Problem statement
Tell how many lines in these records contain the string "Подбор", with only the number as the reply.

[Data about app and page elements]
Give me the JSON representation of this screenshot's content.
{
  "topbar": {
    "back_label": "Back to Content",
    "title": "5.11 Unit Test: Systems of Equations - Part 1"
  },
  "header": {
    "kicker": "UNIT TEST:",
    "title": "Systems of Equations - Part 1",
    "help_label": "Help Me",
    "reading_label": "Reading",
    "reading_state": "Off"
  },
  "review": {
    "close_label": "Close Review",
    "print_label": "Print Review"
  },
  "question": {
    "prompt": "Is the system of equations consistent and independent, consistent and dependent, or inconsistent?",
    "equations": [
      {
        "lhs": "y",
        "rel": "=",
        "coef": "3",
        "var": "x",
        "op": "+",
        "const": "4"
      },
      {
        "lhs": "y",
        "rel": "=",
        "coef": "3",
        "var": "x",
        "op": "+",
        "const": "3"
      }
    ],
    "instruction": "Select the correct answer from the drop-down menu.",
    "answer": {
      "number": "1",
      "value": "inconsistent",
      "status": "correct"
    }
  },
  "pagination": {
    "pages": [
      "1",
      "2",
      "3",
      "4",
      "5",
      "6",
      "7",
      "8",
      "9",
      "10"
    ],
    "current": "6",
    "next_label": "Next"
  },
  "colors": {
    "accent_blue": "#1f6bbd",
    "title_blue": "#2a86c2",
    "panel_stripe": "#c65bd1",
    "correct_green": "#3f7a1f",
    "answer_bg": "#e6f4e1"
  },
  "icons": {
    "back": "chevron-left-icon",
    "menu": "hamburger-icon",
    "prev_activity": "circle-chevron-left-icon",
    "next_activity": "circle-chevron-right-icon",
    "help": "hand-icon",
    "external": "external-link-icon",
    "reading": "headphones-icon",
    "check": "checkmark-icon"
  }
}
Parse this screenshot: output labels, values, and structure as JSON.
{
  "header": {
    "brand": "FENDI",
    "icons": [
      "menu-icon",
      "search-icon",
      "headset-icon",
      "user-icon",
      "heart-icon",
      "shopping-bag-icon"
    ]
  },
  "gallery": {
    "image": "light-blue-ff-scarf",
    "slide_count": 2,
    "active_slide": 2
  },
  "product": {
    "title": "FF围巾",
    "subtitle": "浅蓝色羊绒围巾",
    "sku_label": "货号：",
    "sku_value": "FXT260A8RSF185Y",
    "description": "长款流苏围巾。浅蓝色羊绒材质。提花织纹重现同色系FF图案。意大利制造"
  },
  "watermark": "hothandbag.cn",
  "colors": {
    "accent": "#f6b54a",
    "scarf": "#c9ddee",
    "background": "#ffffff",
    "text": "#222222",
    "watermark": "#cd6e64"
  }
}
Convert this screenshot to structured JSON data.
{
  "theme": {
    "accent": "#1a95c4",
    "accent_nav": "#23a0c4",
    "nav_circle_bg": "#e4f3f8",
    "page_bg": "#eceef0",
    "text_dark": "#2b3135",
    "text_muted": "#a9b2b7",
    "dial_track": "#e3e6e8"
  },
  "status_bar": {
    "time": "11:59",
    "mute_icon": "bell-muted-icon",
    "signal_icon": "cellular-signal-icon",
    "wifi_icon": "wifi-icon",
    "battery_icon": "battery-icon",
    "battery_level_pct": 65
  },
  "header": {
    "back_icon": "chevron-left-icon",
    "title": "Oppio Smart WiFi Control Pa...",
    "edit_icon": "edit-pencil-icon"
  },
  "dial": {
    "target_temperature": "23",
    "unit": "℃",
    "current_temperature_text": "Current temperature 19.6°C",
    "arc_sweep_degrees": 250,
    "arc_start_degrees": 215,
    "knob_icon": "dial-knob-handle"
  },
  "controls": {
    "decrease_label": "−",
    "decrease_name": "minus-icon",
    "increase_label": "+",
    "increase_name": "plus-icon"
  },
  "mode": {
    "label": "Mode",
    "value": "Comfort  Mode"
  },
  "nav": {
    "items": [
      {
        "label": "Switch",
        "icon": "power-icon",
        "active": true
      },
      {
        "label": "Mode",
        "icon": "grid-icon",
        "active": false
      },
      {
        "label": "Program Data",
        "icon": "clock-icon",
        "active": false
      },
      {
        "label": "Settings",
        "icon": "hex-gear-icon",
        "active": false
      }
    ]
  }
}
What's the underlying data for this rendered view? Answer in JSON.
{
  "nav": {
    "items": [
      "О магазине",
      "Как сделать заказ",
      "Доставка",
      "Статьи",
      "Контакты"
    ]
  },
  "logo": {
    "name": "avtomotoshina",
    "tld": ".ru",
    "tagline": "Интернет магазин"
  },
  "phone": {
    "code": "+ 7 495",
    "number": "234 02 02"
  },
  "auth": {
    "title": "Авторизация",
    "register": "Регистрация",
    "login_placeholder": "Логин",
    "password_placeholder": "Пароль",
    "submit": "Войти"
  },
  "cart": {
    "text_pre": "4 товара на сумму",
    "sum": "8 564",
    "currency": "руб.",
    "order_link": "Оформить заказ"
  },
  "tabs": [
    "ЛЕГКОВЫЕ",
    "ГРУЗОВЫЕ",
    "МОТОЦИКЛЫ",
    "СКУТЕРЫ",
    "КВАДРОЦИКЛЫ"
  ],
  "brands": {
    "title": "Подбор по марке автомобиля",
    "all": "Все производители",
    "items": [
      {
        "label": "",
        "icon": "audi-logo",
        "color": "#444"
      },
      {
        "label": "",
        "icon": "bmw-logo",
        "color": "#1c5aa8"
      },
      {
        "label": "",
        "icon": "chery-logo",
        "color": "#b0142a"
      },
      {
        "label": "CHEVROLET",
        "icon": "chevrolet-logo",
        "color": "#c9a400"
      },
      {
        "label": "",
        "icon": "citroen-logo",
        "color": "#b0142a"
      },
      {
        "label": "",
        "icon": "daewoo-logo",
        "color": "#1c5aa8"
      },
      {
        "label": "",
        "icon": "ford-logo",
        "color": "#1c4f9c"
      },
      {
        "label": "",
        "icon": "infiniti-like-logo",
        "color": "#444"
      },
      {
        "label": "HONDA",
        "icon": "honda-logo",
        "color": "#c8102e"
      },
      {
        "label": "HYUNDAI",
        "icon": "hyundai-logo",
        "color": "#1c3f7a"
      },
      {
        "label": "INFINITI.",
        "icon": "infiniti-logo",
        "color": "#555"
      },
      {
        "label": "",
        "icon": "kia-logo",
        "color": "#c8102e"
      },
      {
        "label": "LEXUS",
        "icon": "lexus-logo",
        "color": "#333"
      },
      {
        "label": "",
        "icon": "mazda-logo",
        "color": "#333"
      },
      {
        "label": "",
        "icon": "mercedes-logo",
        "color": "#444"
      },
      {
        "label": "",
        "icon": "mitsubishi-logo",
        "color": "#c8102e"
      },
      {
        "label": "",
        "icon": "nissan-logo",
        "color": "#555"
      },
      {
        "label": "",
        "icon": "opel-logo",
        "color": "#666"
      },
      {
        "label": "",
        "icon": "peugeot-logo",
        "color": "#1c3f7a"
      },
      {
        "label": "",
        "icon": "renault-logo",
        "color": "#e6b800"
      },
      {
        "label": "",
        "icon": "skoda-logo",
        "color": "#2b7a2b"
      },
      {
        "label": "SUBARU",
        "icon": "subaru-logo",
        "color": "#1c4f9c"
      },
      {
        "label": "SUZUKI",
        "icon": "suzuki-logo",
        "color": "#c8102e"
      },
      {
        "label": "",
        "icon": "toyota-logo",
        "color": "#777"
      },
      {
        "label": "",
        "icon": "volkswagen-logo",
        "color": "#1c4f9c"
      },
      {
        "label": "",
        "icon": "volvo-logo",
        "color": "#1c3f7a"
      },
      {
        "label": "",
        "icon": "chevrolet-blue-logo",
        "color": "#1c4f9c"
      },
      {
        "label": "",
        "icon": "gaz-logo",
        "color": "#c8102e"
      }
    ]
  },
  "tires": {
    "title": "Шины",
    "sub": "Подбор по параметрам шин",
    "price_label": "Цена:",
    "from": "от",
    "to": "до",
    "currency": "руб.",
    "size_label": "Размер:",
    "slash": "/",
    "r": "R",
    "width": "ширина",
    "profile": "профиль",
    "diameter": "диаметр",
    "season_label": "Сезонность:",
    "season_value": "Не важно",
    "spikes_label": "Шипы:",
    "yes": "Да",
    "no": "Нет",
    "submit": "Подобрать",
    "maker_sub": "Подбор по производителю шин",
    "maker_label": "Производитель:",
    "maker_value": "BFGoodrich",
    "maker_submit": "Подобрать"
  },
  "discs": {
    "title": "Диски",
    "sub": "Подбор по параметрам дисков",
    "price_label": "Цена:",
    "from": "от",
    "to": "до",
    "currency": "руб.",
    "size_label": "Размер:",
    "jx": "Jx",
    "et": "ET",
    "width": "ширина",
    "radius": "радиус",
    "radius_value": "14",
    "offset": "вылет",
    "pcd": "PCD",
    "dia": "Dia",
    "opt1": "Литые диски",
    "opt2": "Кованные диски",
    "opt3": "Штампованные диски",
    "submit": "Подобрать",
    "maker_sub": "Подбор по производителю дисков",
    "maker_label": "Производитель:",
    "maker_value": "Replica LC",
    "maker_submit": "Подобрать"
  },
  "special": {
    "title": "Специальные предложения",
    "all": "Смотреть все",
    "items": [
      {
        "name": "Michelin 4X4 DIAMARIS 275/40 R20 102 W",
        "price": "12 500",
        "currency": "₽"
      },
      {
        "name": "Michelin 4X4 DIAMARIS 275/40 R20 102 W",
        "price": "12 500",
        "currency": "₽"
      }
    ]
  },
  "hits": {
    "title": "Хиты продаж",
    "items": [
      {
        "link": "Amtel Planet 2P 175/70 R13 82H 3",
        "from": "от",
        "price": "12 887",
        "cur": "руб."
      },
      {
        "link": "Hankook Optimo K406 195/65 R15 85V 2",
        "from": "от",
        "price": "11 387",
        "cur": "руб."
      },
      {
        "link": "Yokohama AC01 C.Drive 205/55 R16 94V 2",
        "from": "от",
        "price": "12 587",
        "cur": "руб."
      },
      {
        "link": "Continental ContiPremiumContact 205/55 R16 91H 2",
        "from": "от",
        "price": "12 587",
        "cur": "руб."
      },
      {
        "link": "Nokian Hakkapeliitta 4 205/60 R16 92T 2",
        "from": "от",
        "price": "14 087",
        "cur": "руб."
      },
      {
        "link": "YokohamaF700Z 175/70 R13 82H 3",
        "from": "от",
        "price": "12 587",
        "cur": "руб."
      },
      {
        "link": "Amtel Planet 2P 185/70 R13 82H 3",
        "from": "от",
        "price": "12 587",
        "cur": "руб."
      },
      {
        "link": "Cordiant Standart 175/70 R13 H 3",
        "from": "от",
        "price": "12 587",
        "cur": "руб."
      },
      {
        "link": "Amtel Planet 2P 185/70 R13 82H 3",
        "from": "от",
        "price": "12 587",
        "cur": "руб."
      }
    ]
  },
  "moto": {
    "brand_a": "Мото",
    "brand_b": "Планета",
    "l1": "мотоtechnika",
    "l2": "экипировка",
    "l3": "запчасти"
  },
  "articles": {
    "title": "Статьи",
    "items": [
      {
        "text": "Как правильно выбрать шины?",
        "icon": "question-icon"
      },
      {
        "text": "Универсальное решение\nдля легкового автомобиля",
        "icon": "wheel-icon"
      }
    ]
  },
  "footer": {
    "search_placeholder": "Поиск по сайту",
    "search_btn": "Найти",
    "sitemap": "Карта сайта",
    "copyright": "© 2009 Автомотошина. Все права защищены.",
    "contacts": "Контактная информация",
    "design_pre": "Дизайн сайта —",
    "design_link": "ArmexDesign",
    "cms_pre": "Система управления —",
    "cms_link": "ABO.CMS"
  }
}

Answer to the exercise
5